What are some of the common misunderstandings related to customer experience?
As I see it, the main misconception regarding CX is to treat it as an opportunistic tactical add-on instead of as a strategical all-encompassing mindset. CX is not just about customer service and in-store experience. CX is how a brand relates to its customers, from brand awareness to recommendation (or repudiation). Everything a brand does impacts the perception people have over it.
In CX, perception is paramount. Perceptions bring about expectations. A great deal of CX hinges on our satisfaction and our propensity to recommend, which are highly dependent on our expectations. If your brand doesn’t live up to the expectations that it has created, your CX is not working properly. Something needs some fine-tuning. That something can lie within any department of your organization.
Have you seen any interesting new trends in eCommerce this year?

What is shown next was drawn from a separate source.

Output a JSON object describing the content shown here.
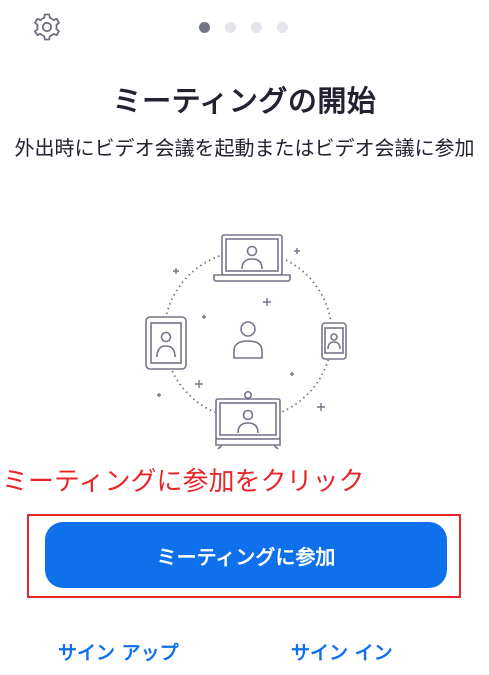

I’d say that reverse logistics has finally come to age. This implies that a lot of people who were reluctant to buy online before the pandemic due to concerns with returns and refunds are now happy online shoppers.
Additionally, e-banking has advanced for a decade, accelerating the foreseeable closure of thousands of bank branches. A challenge for banking CX managers who will have to rethink their customer journeys many times over.
eCommerce boomed in 2020, and consumers started leaving more product reviews online. How can we make the most out of this momentum?
The best thing a brand can do to jump on the product review’s bandwagon is to keep doing the things that made its customers write their positive reviews and don’t put any pressure on its customers to write new reviews.
What are some CX companies/solutions you’re keeping your eyes on right now?
Tough I need to follow the evolution of the CX universe, I don’t keep a close eye on any specific software solution or big consulting firm fad. In the end, all software can be replicated, and fads are nonsensical management tricks that end up giving the upper hand to those who are smart enough not to fall for them. I use a straightforward but pretty powerful peripheral vision system to detect weak signals that can disrupt the markets in which my clients have interests.
So many things changed in 2020. While some things are going to return to “normal,” what are new trends and habits you think will stay with us in the long term?
On the face of it, working from home seems to be the most obvious one. But beware of first impressions. Not everybody can work from home, and among those who can, not everybody is happy doing so. We, humans, are social animals. We need contact with each other. However pleasant it can be not to be around your boss for some time, chances are, we’re going to miss our colleagues. More flexible working hours will be the new normal. The pandemic has laid bare who’s reliable and who’s not, who’s a team player, and who’s a lone wolf… There’s a whole lot of new info on employee behavior that is being cooked and will have an impact on how organizations are managed in the near future.
Do you believe focus groups are still relevant in the era of eCommerce? Why?
Focus groups are a relic of a distant past that is not coming over. Any anthropologist can tell you what’s wrong with them (then and now): instead of trying to understand the participants’ language, concepts, mindsets… and use them to define the research, the researcher’s language define the research. It goes without saying that no great product or service has ever come out of a Focus Group. Informal conversations with customers and prospects are a much effective, faster, and cheaper way to improve our offer.
Last but not least, what is your favorite CX metric?
Metricmania has reached the sky. Too many managers spend an inordinate amount of their scarce time thinking up ways to game the system, be it by creaming, lowering standards, distorting data, virtue-signaling… you name it. There’s no such thing as a single metric to improve a brand’s CX. CX managers need first and foremost judgment based on experience. Then, once judgment is on the boat, industry-specific proxies are kind of useful.
Always keep in mind that what can be measured is not always worth measuring, and what gets measured may have no relationship to what we really want to know. Fad metrics like the NPS can be deceptive and give the top management a fake snapshot of the actual situation. Good judgment is the best metric of all.